Are you obsessed over something? Has something gained your attention in such a way that you have made some drastic changes in order to accommodate that matter? Deer hunters do this all the time. I was just reliving the past season with a friend. He was telling me about a place where he hunted that was for bow hunters only. One evening, just before dark, he saw what he called the buck of a lifetime, and it was only 60 yards from his stand. And even though he could not get a shot at it, it caused him to almost ignore all the other bucks that came his way; and there were plenty. By the time his few days of hunting were over, he had passed up some really big bucks because none of them were the one he had seen just a few days earlier. In the end, the cost was coming home empty-handed, all because he had become obsessed with one prize so valuable that every other prize paled in comparison. He is not alone in this obsession. I know of other hunters who have marked one particular buck as their goal and have waited for two or three years in order to get it. And I know of some who waited just as long only to find out their prize was now their neighbor’s trophy. Some may not understand this obsession. Some do. Everyone ought to.
In recalling these stories, I am reminded of the biblical story of the man who found a valuable pearl. The author says when he discovered it, he sold everything he owned and bought it. No diversification. No hedging his investment. No waiting until more favorable times. But selling it all – pushing it all in for this one pearl of great price. What was the Lord comparing this most valuable pearl to? The kingdom of heaven. What is the kingdom of heaven? Let’s just say it is the totality of God in our lives now and the greatness of heaven in the future.
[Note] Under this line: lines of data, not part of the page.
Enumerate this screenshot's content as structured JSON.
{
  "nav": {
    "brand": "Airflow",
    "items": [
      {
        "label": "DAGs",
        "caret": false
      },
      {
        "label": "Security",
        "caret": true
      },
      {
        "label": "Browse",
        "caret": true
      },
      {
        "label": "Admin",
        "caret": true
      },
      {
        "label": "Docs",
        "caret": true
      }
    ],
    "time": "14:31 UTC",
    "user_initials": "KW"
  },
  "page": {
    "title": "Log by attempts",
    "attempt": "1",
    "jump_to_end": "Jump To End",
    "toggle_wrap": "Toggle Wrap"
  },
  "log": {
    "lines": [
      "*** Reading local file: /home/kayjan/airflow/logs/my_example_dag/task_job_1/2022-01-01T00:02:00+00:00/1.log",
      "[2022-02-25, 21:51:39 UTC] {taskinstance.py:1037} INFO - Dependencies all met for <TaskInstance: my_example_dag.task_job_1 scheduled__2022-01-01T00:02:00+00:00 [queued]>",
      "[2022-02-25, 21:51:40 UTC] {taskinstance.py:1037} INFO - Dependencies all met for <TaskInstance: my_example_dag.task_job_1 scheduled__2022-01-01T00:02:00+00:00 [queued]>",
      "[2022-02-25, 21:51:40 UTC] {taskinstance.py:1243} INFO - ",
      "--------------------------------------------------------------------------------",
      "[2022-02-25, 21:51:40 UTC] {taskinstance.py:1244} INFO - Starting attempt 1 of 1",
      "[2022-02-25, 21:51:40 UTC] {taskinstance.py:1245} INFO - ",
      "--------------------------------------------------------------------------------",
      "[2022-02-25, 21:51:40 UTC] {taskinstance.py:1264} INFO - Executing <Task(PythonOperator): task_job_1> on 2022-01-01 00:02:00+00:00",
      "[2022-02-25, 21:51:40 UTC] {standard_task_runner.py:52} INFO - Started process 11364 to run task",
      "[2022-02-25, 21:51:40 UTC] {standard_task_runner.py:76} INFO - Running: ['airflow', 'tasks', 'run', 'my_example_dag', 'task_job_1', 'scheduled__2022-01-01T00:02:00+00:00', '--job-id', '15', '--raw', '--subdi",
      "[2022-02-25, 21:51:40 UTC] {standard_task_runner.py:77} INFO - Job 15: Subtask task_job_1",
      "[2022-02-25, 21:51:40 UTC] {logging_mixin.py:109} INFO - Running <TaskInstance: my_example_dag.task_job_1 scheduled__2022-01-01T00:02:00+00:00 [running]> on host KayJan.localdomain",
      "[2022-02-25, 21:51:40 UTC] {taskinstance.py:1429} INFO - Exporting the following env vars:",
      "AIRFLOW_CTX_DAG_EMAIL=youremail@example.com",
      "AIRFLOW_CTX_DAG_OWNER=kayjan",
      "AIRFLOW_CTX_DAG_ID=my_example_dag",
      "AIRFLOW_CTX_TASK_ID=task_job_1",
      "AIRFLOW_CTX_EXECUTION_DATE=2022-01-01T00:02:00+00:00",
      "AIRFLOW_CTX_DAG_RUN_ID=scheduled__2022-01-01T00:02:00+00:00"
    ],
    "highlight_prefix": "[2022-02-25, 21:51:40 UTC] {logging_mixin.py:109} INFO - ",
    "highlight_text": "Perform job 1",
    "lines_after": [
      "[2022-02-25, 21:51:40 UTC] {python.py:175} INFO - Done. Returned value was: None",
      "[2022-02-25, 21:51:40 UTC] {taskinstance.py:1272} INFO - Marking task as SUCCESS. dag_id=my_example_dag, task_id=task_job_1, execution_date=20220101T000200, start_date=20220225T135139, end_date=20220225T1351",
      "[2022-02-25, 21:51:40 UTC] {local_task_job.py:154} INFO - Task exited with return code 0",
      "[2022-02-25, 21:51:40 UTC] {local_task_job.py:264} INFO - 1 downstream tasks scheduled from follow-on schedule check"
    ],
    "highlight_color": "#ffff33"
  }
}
What the Lord desires is this; that there would come a time in our lives when we finally understand the most valuable thing in our life is simply Him. And in fully understanding this, we would willfully, gladly, and excitingly be willing to give it all up in order to experience, without distraction, the worth and surpassing greatness of that relationship.
-- Gary Miller email@example.com
Gary Miller has three books that are compilations of the articles he has written for nearly 15 years. He also speaks at game dinners and men’s groups for churches and associations.
Gary Miller's website is located at http://www.outdoortruths.org/.